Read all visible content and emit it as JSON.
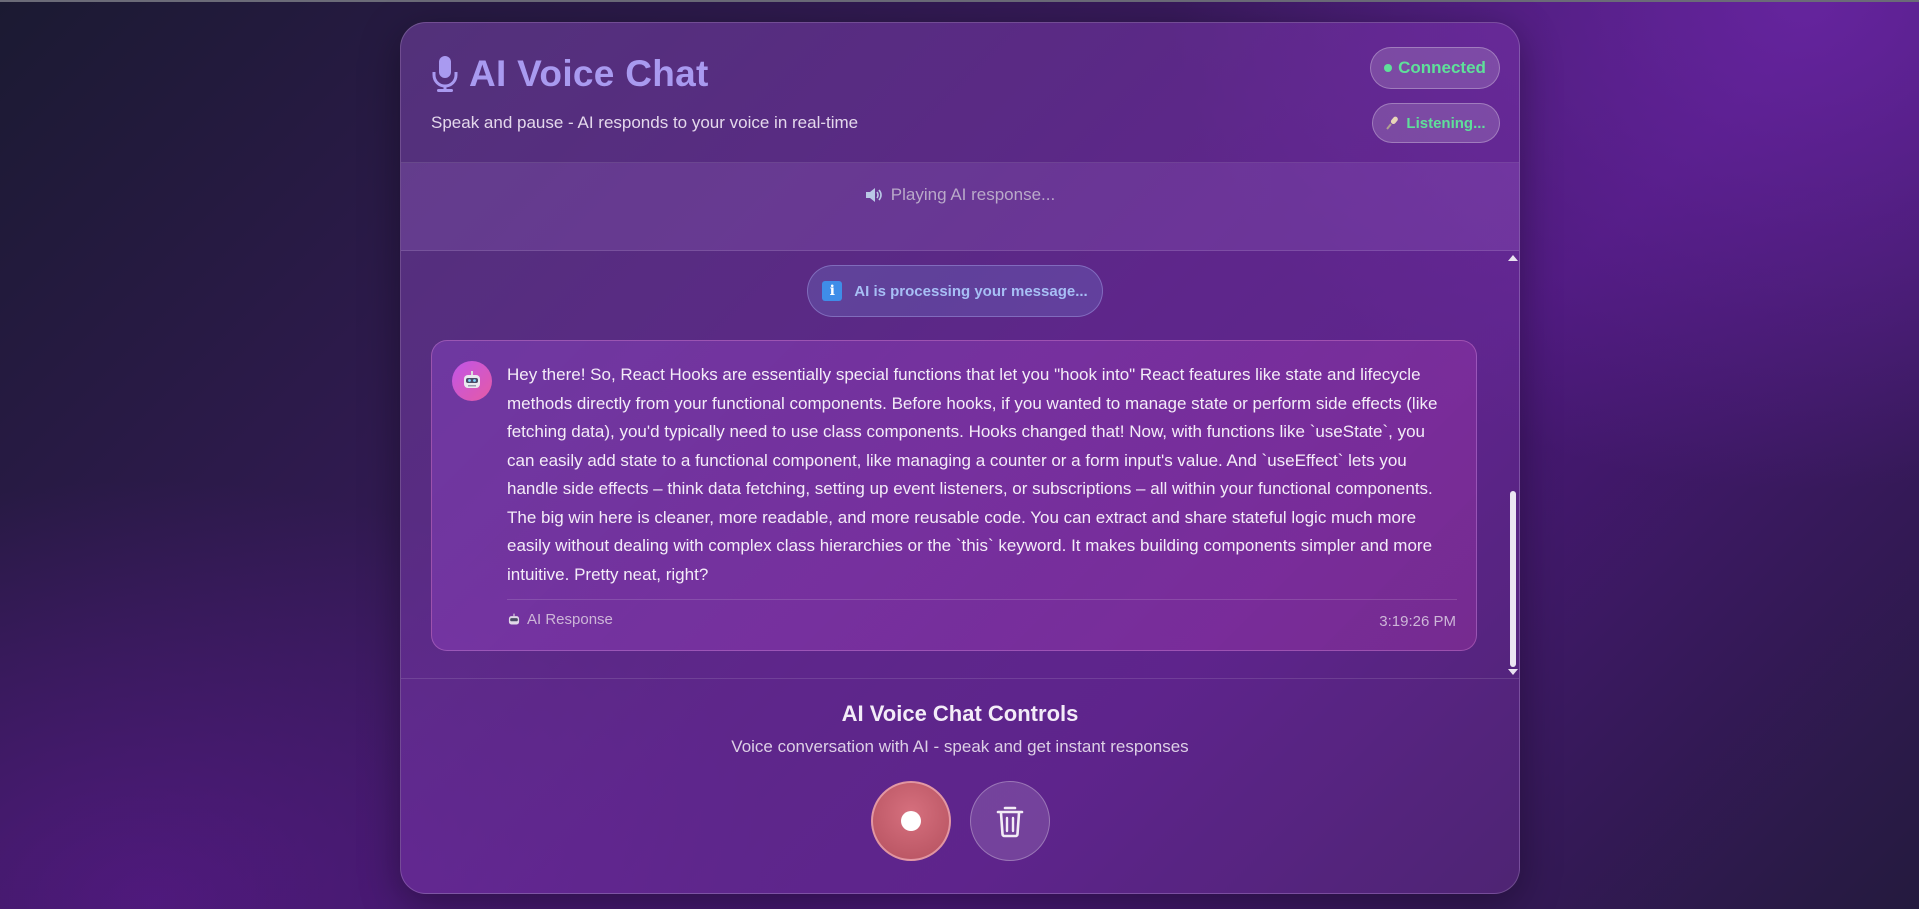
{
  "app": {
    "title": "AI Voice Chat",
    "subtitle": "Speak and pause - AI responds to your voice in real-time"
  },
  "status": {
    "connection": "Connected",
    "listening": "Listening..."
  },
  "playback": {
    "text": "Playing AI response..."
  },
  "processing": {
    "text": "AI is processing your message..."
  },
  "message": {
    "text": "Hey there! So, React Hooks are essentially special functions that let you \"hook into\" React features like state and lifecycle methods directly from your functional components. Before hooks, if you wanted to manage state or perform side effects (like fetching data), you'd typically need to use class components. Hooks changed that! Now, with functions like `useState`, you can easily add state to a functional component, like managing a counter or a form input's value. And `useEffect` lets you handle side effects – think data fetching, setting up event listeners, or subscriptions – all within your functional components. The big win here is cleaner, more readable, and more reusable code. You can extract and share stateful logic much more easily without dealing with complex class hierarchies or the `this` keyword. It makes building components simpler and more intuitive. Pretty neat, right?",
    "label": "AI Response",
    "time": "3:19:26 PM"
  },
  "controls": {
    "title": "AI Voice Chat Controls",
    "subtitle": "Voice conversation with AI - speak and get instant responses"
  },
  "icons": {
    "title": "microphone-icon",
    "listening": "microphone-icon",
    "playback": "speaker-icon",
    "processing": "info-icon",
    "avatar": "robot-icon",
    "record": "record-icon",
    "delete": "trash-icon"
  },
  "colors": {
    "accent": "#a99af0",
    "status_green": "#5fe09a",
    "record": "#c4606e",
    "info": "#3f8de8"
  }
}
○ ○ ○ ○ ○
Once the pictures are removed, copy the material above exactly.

Read all visible content and emit it as JSON.
{
  "app": {
    "title": "AI Voice Chat",
    "subtitle": "Speak and pause - AI responds to your voice in real-time"
  },
  "status": {
    "connection": "Connected",
    "listening": "Listening..."
  },
  "playback": {
    "text": "Playing AI response..."
  },
  "processing": {
    "text": "AI is processing your message..."
  },
  "message": {
    "text": "Hey there! So, React Hooks are essentially special functions that let you \"hook into\" React features like state and lifecycle methods directly from your functional components. Before hooks, if you wanted to manage state or perform side effects (like fetching data), you'd typically need to use class components. Hooks changed that! Now, with functions like `useState`, you can easily add state to a functional component, like managing a counter or a form input's value. And `useEffect` lets you handle side effects – think data fetching, setting up event listeners, or subscriptions – all within your functional components. The big win here is cleaner, more readable, and more reusable code. You can extract and share stateful logic much more easily without dealing with complex class hierarchies or the `this` keyword. It makes building components simpler and more intuitive. Pretty neat, right?",
    "label": "AI Response",
    "time": "3:19:26 PM"
  },
  "controls": {
    "title": "AI Voice Chat Controls",
    "subtitle": "Voice conversation with AI - speak and get instant responses"
  },
  "icons": {
    "title": "microphone-icon",
    "listening": "microphone-icon",
    "playback": "speaker-icon",
    "processing": "info-icon",
    "avatar": "robot-icon",
    "record": "record-icon",
    "delete": "trash-icon"
  },
  "colors": {
    "accent": "#a99af0",
    "status_green": "#5fe09a",
    "record": "#c4606e",
    "info": "#3f8de8"
  }
}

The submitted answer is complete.